Further aiding this new found word-shunning emoji addiction, Messenger let you create your own shortcuts that would automatically drop the little images in. So “111” could become a smiley face and “lol” a laughing smiley. Fun, yes, but you could use it to wind up your mates too, waiting for them to nip off to the loo before gleefully setting the kissy lips emoji to automatically send every time they tried to throw a cool, nonchalant “Hey” to that one they fancied.
In the days before happy slaps and internet trolls, the biggest fear was chatting candidly to someone you liked on MSN Messenger only to realise that they had four of their mates sat around snickering at your teenage angst filled proclamations of affection. You wouldn’t know straight away, but as soon as you found at, that was it, the pit in the stomach, the hot sweats, the “Muuuuuuuum, I’m too ill to go to school” efforts.
Oh, the shame. Believing someone was offline only to find out they’d just been chatting to your bezzie meant just one thing – you’d been blocked. While checking with a mate to see if a suspected blocker was actually online was embarrassing enough sign of self-indulgent paranoia, it had nothing on being added to a group chat with someone you’d just blocked.
O.M.EFFING.G!! Nothing could quite match the excitement of opening up a chat window to message your secret (not so secret, everyone knew) crush, only to see those three magical words that gave you hope that they actually liked you too – “Contact is typing…” Eek. Being able to see when someone was typing a message filled you with an excitement unparalleled to this day. Sure, WhatsApp and Facebook do the same now, but it’s not the same dammit. This was the originator.

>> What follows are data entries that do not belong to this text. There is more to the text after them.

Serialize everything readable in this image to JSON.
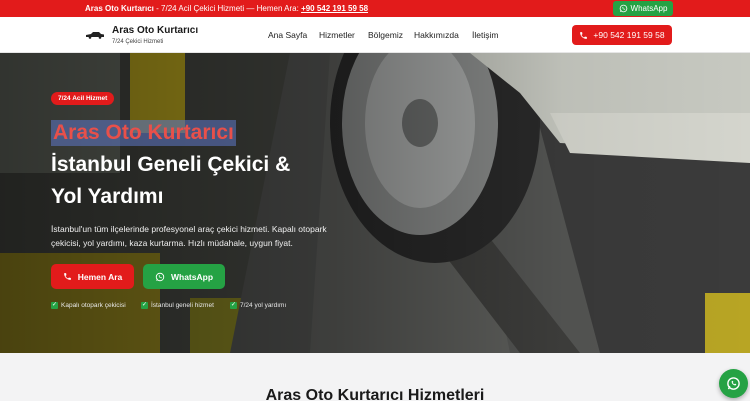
{
  "topbar": {
    "brand": "Aras Oto Kurtarıcı",
    "message": " - 7/24 Acil Çekici Hizmeti — Hemen Ara: ",
    "phone": "+90 542 191 59 58",
    "whatsapp_label": "WhatsApp",
    "whatsapp_icon": "whatsapp-icon"
  },
  "header": {
    "brand_title": "Aras Oto Kurtarıcı",
    "brand_subtitle": "7/24 Çekici Hizmeti",
    "nav": [
      "Ana Sayfa",
      "Hizmetler",
      "Bölgemiz",
      "Hakkımızda",
      "İletişim"
    ],
    "call_label": "+90 542 191 59 58",
    "call_icon": "phone-icon"
  },
  "hero": {
    "badge": "7/24 Acil Hizmet",
    "title_highlight": "Aras Oto Kurtarıcı",
    "title_line2": "İstanbul Geneli Çekici &",
    "title_line3": "Yol Yardımı",
    "lead_line1": "İstanbul'un tüm ilçelerinde profesyonel araç çekici hizmeti. Kapalı otopark",
    "lead_line2": "çekicisi, yol yardımı, kaza kurtarma. Hızlı müdahale, uygun fiyat.",
    "call_button": "Hemen Ara",
    "whatsapp_button": "WhatsApp",
    "features": [
      "Kapalı otopark çekicisi",
      "İstanbul geneli hizmet",
      "7/24 yol yardımı"
    ]
  },
  "services": {
    "title": "Aras Oto Kurtarıcı Hizmetleri"
  },
  "colors": {
    "brand_red": "#e21b1b",
    "whatsapp_green": "#25a244"
  }
}
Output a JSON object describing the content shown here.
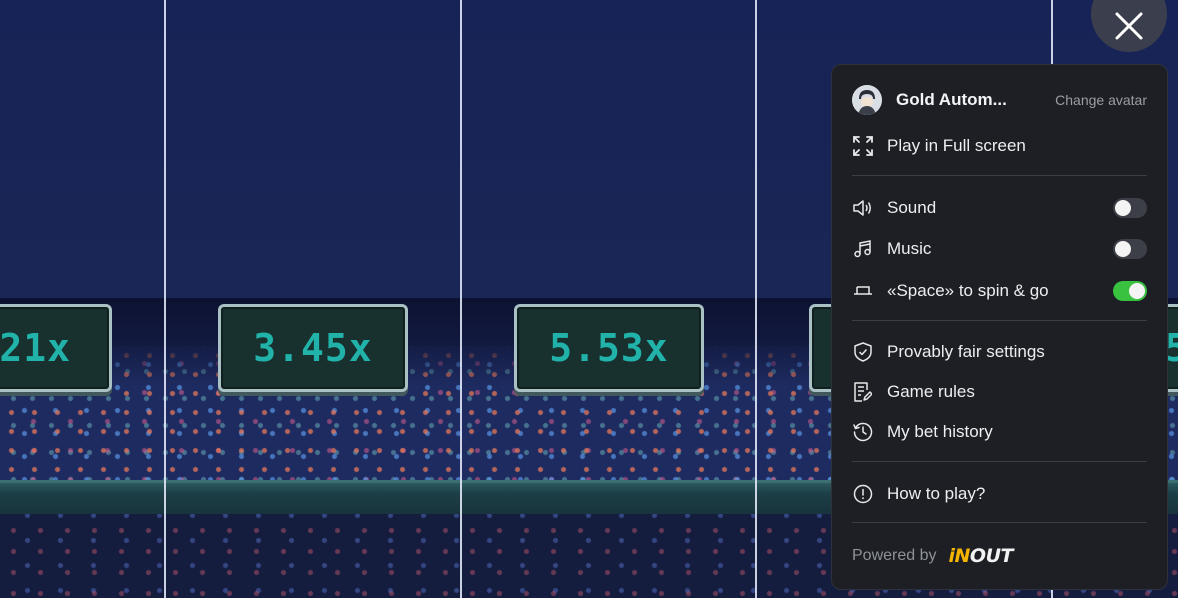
{
  "game": {
    "multipliers": [
      "21x",
      "3.45x",
      "5.53x",
      "",
      "5"
    ]
  },
  "menu": {
    "username": "Gold Autom...",
    "change_avatar": "Change avatar",
    "fullscreen_label": "Play in Full screen",
    "sound_label": "Sound",
    "sound_on": false,
    "music_label": "Music",
    "music_on": false,
    "space_label": "«Space» to spin & go",
    "space_on": true,
    "provably_fair_label": "Provably fair settings",
    "game_rules_label": "Game rules",
    "bet_history_label": "My bet history",
    "how_to_play_label": "How to play?",
    "powered_by": "Powered by",
    "brand_in": "iN",
    "brand_out": "OUT"
  },
  "colors": {
    "toggle_on": "#39c23f",
    "multiplier_text": "#21b3a9",
    "brand_accent": "#f4b400"
  }
}
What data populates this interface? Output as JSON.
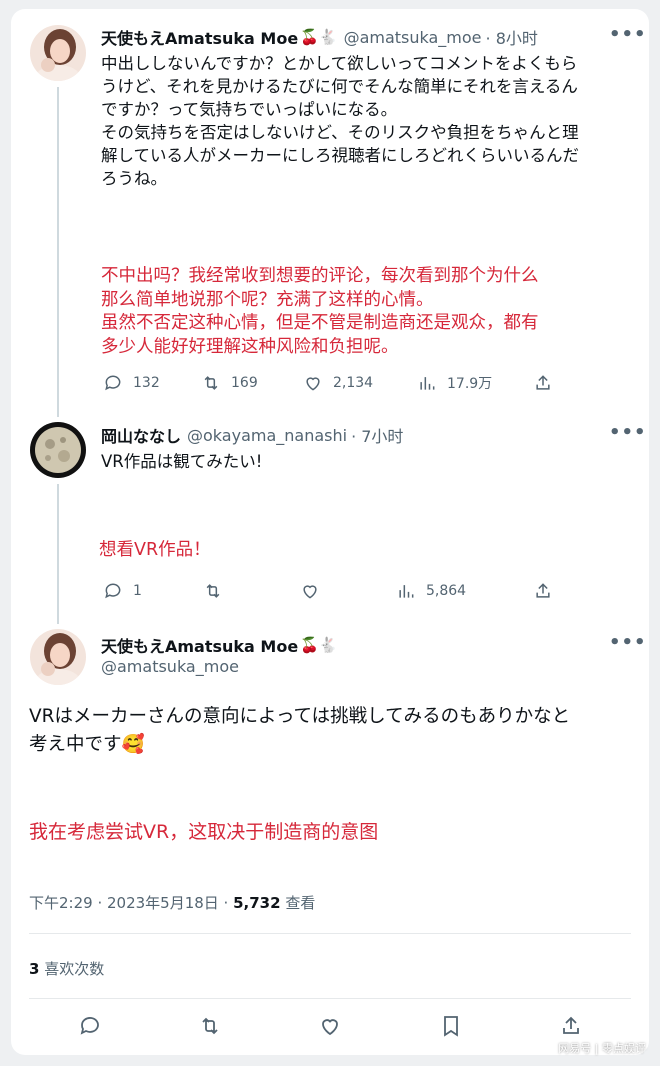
{
  "tweet1": {
    "name": "天使もえAmatsuka Moe",
    "emojis": "🍒🐇",
    "handle": "@amatsuka_moe",
    "time": "· 8小时",
    "text": "中出ししないんですか？とかして欲しいってコメントをよくもら\nうけど、それを見かけるたびに何でそんな簡単にそれを言えるん\nですか？って気持ちでいっぱいになる。\nその気持ちを否定はしないけど、そのリスクや負担をちゃんと理\n解している人がメーカーにしろ視聴者にしろどれくらいいるんだ\nろうね。",
    "translation": "不中出吗？我经常收到想要的评论，每次看到那个为什么\n那么简单地说那个呢？充满了这样的心情。\n虽然不否定这种心情，但是不管是制造商还是观众，都有\n多少人能好好理解这种风险和负担呢。",
    "replies": "132",
    "retweets": "169",
    "likes": "2,134",
    "views": "17.9万"
  },
  "tweet2": {
    "name": "岡山ななし",
    "handle": "@okayama_nanashi",
    "time": "· 7小时",
    "text": "VR作品は観てみたい!",
    "translation": "想看VR作品！",
    "replies": "1",
    "views": "5,864"
  },
  "tweet3": {
    "name": "天使もえAmatsuka Moe",
    "emojis": "🍒🐇",
    "handle": "@amatsuka_moe",
    "text": "VRはメーカーさんの意向によっては挑戦してみるのもありかなと\n考え中です🥰",
    "translation": "我在考虑尝试VR，这取决于制造商的意图",
    "timestamp": "下午2:29 · 2023年5月18日 · ",
    "view_count": "5,732",
    "view_label": " 查看",
    "likes_count": "3",
    "likes_label": " 喜欢次数"
  },
  "more_glyph": "•••",
  "watermark": "网易号 | 零点娱评",
  "colors": {
    "translation_red": "#d6283a",
    "secondary_gray": "#536471"
  }
}
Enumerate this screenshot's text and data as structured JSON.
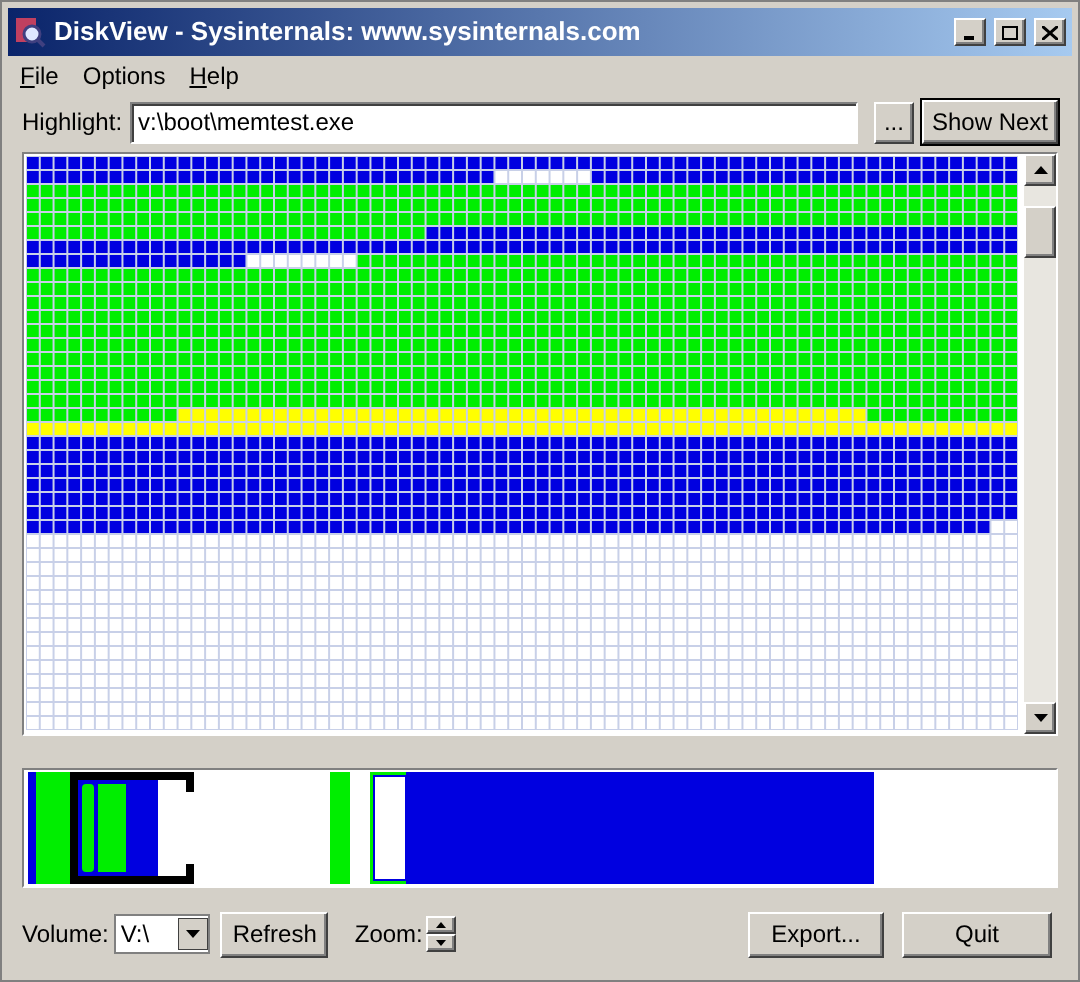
{
  "window": {
    "title": "DiskView - Sysinternals: www.sysinternals.com"
  },
  "menu": [
    {
      "label": "File",
      "underlined": true
    },
    {
      "label": "Options",
      "underlined": false
    },
    {
      "label": "Help",
      "underlined": true
    }
  ],
  "highlight": {
    "label": "Highlight:",
    "value": "v:\\boot\\memtest.exe",
    "browse": "...",
    "show_next": "Show Next"
  },
  "bottom": {
    "volume_label": "Volume:",
    "volume_value": "V:\\",
    "refresh": "Refresh",
    "zoom_label": "Zoom:",
    "export": "Export...",
    "quit": "Quit"
  }
}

Being able to see when someone was typing something to you wan’t all sunshine and lollipops though. It had a seriously downside. What if the message never arrived? 30 seconds of excitedly watching that ‘Contact is typing…’ message and then… nothing. It stops. No messages arrives. You can’t well chase them, they’ll know you were waiting on their every uttering, but what the hell were they going to say? We still don’t know and are haunted to this day by the mystery.
It was the ultimate sign of schoolyard rebellion, and one that would earn you maximum props amongst your peers. Installing MSN Messenger on a school computer during a tedious IT class made you a Year 8 hero. Once installed, realising all of your Messenger mates were in the same class kind of defeated the point, but your name is still being talked about around the school to this day. Mostly by teachers discussing the biggest pricks they ever taught mind.
Pah, Pokémon Go, that’s not a real game. Back in the MSN Messenger days we had proper games like Minesweeper Flags. The most intense PC-based battle you could have at the time, it involved a side window popping up with a two-player version of Minesweeper, reds vs blues. OK, that’s it, it doesn’t sound great now and hasn’t aged particularly well, but the tension was like an epic Halo battle on pep pills.
Not only did MSN Messenger precede the likes of WhatsApp and Facebook Messenger by a good decade, its heyday was firmly in the pre-broadband era. That meant that your conversations would frequently get cut short by your mum’s wails to “get off the computer, I need to phone your auntie Jill”. Ah, dial-up. How we in no way miss your ear-piercing connection tones and painfully slow download speeds.